* _ASSIGNMENT_
Every record should be written out exactly, please.

* _DATA TO EXAMINE_
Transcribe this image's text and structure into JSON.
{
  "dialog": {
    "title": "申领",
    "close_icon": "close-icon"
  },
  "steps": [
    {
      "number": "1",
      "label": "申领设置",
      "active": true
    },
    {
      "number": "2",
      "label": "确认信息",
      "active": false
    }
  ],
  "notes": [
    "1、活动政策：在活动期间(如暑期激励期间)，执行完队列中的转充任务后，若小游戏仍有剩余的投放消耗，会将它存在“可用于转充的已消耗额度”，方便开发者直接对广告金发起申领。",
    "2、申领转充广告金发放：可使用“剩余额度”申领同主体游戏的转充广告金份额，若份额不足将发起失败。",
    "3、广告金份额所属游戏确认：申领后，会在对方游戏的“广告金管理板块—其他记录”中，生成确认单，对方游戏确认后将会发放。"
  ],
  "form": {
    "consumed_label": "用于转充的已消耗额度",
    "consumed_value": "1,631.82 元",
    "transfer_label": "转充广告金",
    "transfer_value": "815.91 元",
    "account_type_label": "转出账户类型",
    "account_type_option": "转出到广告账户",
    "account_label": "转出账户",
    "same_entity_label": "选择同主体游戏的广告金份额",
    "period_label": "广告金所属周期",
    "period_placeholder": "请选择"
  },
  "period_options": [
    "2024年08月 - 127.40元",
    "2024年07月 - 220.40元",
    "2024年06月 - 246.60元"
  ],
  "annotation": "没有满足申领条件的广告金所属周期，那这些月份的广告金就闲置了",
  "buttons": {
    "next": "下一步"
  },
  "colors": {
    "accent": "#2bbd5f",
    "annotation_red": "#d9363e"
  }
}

* _RESULT OF THIS EXERCISE_
Transcribe this image's text and structure into JSON.
{
  "dialog": {
    "title": "申领",
    "close_icon": "close-icon"
  },
  "steps": [
    {
      "number": "1",
      "label": "申领设置",
      "active": true
    },
    {
      "number": "2",
      "label": "确认信息",
      "active": false
    }
  ],
  "notes": [
    "1、活动政策：在活动期间(如暑期激励期间)，执行完队列中的转充任务后，若小游戏仍有剩余的投放消耗，会将它存在“可用于转充的已消耗额度”，方便开发者直接对广告金发起申领。",
    "2、申领转充广告金发放：可使用“剩余额度”申领同主体游戏的转充广告金份额，若份额不足将发起失败。",
    "3、广告金份额所属游戏确认：申领后，会在对方游戏的“广告金管理板块—其他记录”中，生成确认单，对方游戏确认后将会发放。"
  ],
  "form": {
    "consumed_label": "用于转充的已消耗额度",
    "consumed_value": "1,631.82 元",
    "transfer_label": "转充广告金",
    "transfer_value": "815.91 元",
    "account_type_label": "转出账户类型",
    "account_type_option": "转出到广告账户",
    "account_label": "转出账户",
    "same_entity_label": "选择同主体游戏的广告金份额",
    "period_label": "广告金所属周期",
    "period_placeholder": "请选择"
  },
  "period_options": [
    "2024年08月 - 127.40元",
    "2024年07月 - 220.40元",
    "2024年06月 - 246.60元"
  ],
  "annotation": "没有满足申领条件的广告金所属周期，那这些月份的广告金就闲置了",
  "buttons": {
    "next": "下一步"
  },
  "colors": {
    "accent": "#2bbd5f",
    "annotation_red": "#d9363e"
  }
}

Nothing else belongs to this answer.